Ana Maria Rodas

#8

Mujer ya viene el sueñó
aprovecha este tiempo
y olvida a los que ahora
                          se agitan
                          aman
beben, fornican.

Ya llegó el sueño, amiga.
Calma tu sangre
y aférrate al momento
en que por fin comienzas

                Sin brazos amantes, sin muletas
recíbelo, no es más que el sueño
                        y ya es bastante.
________________________________
Woman, sleep is coming
take this time
and forget the others who are now
                          moving around
                          loving
drinking, fucking.

Sleep’s here, friend.
Calm your blood
and keep hold of the moment
where at last you begin your journey.

                 No lover’s arms around you, no baggage
receive it, it’s only sleep
                                            and that’s enough.

Previously published in Poemas de la izquierda erotica (1973)

#9

Como me gusta
esta piel que me acompaña a todas partes!
Hace ya unos años que la llevo.

Me ha durado.
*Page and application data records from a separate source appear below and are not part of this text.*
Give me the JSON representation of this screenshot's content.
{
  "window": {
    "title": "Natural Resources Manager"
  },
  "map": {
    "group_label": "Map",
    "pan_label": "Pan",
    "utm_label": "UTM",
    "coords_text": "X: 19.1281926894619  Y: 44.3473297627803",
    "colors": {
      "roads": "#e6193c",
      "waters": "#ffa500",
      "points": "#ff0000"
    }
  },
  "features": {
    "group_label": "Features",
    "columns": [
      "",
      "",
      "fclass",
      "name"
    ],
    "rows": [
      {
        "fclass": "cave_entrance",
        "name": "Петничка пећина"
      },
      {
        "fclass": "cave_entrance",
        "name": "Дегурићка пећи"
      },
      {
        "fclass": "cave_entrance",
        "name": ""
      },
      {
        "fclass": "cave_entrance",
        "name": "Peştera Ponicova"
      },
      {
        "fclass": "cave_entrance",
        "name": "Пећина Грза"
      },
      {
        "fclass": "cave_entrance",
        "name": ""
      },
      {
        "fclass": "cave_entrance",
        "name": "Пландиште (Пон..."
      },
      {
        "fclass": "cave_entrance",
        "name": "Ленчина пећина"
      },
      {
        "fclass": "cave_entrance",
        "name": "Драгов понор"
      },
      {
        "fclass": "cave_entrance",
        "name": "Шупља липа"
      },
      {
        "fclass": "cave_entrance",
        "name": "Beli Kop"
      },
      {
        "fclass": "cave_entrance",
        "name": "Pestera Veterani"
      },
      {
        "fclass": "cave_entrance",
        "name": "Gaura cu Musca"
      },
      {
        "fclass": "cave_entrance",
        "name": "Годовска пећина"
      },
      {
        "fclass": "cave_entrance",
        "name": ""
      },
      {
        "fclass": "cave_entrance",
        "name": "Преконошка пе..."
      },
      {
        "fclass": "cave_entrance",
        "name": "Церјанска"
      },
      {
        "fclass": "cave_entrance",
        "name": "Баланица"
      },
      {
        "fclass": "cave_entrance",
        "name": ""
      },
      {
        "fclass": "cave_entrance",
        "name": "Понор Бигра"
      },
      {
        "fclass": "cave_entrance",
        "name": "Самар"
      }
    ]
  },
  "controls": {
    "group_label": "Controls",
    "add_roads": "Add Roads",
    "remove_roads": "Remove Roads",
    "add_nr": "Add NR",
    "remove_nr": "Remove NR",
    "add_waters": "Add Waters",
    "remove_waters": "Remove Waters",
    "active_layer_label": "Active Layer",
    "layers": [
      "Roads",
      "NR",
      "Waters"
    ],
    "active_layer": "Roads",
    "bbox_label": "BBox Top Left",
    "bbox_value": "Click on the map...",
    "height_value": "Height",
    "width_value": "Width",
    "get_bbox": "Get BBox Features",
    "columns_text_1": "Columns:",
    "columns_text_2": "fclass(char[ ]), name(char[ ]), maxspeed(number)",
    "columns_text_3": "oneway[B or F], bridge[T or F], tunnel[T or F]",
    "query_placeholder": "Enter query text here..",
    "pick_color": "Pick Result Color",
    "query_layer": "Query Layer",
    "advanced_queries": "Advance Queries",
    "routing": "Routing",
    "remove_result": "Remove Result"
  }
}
Es Buena.
Mezcla perfecta de indio y europeo
olorosa a pan Moreno.

Ya sé
yo no debiera hablar de ella
pero sucede que es la única que tengo.
Me encierra toda
me limita y me une al universe
es húmeda y oscura
recubierta de vello.

Algún dÍa
–si no muero antes
y estalla prematura–
estará cubierta con arrugas
con manchas, con despigmentaciones.

Y cada huella será el recuerdo de estos días
bajo el sol, bajo los besos.
Movediza y libre
bandera de este pueblo autónomo
que me funciona adentro.

_____________________________
Oh, how I love
this skin that comes with me everywhere I go!
I’ve been wearing it now
for some years.

It’s lasted. It’s good.
Perfect blend of Indian and European
redolent of brown bread.

I know
I shouldn’t talk about it,
but it happens to be the only one I have.
It encloses me completely,
it limits me and it unites me with the universe
it is moist and dark,
covered with soft fuzz.

One day
–that is if I don’t die first
and it breaks open too soon—
it will be covered with furrows,
stained, discolored.

And every mark will recall these days,
under the sun, under the kisses.
Loose-fitting and free,
banner of the autonomous
nation that lives within me.

Previously published in Poemas de la izquierda erotica (1973)

Ana Maria Rodas (b. 1937) published her first book of poems in 1973. In 1990, she received an honorable mention from the Juegos Florales Hispanoamericanos, a literary contest. In 2000, she was awarded the Guatemala National Prize in Literature. Her books have been translated into German, English, and Italian. On September 9, 2017, she was named Illustrious Person for her contribution to universal literature, a recognition granted during the San Carlos University of Guatemala’s three-hundredth anniversary.  She has also been a Guatemalan government official, most recently as Minister of Culture and Sports (2015-2016).  

Christopher Hirschmann Brandt is a writer and political activist. Also a translator, carpenter, furniture designer, theatre worker. He teaches poetry and Peace and Justice at Fordham University. His poems and essays have been published abroad in, among others, Laterál (Barcelona); El signo del gorrión (Valladolid); Liqueur 44 (Paris); La Jornada (Mexico); and in the US in Poiesis, Syndic, …and Then, Phati’tude, Appearances; The Unbearables; National Poetry Magazine of the Lower East Side and the anthologies Crimes of the Beats (Unbearables), Classics in the Classroom (Teachers and Writers) and Off the Cuffs: Poetry by and About the Police (Soft Skull, ed. Jackie Sheeler). His translations of Cuban fiction have been published in The New Yorker and by Seven Stories Press, and translations of two volumes of Carmen Valle’s poetry by the Instituto de Cultura Puertorriqueña (San Juan). Seven Stories published his translation of Clara Nieto’s Masters of War, a history of U.S. interventions in Latin America.